Are you a planner? Do you think about what you want to happen and organize your life in a way to achieve those things? If plans change is it disconcerting? Does it take you a while to adapt to a new plan? Or, are you spontaneous? Ready to do whatever, whenever, with whomever? Do you not need to know what the plan is, and just as soon not have a plan?
People who like to plan also like to have things decided. They are Judging. People who don’t necessarily want to plan things out but prefer to wait and see are Perceiving. They are comfortable waiting for more information before making decisions.
Don’t confuse these traits with being organized. Both types can be organized—or not.
As with all the MBPI traits, judging and perceiving form a continuum, with people nearly in the middle and some people being strongly one or the other. I have a mild Judging trait. I plan. I like to have decisions made, especially big ones. When plans change suddenly, I try to go with the flow, though I sometimes find it uncomfortable.

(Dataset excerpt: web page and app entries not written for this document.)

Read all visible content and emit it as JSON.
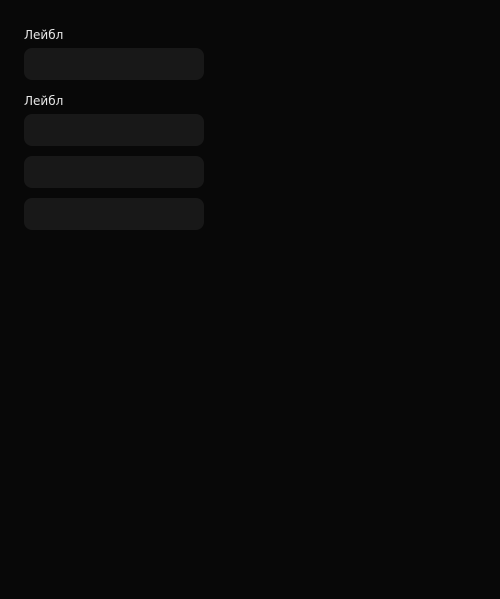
{
  "form": {
    "group1": {
      "label": "Лейбл",
      "fields": [
        {
          "value": "",
          "placeholder": ""
        }
      ]
    },
    "group2": {
      "label": "Лейбл",
      "fields": [
        {
          "value": "",
          "placeholder": ""
        },
        {
          "value": "",
          "placeholder": ""
        },
        {
          "value": "",
          "placeholder": ""
        }
      ]
    }
  }
}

If I am in charge of something, I make decisions and plan every little detail. In fact, for my college classes, I start the semester with detailed lesson plans for every day I will teach. If class is canceled because of snow or illness, I’m a little thrown off. Of course, I quickly re-bound and re-plan. I find responsibility stressful, and I combat that stress by planning and making decisions.
So, when I’m not responsible for something, I try to remain that way. I can be spontaneous, accept change and lack of decision-making when someone else is in charge. I enjoy not being in charge. I don’t know if this is a judging quality or something else, but that is how I am. I don’t avoid responsibility but neither do I seek it.
In my mind, Perceiving people are more relaxed. They don’t have to plan or have decisions made. They seem to stress less than me, but maybe they just stress differently.
Knowing Myers-Briggs categories is helpful in both developing fictional characters and supporting real-life relationships. I think the key for all categories is to being understanding. People are different; we are made to be different. Don’t expect or demand others to be like you. What a boring world that would be!
I’m no expert at MBPI, so if you’d like more information on these traits, visit the Myers & Briggs Foundation.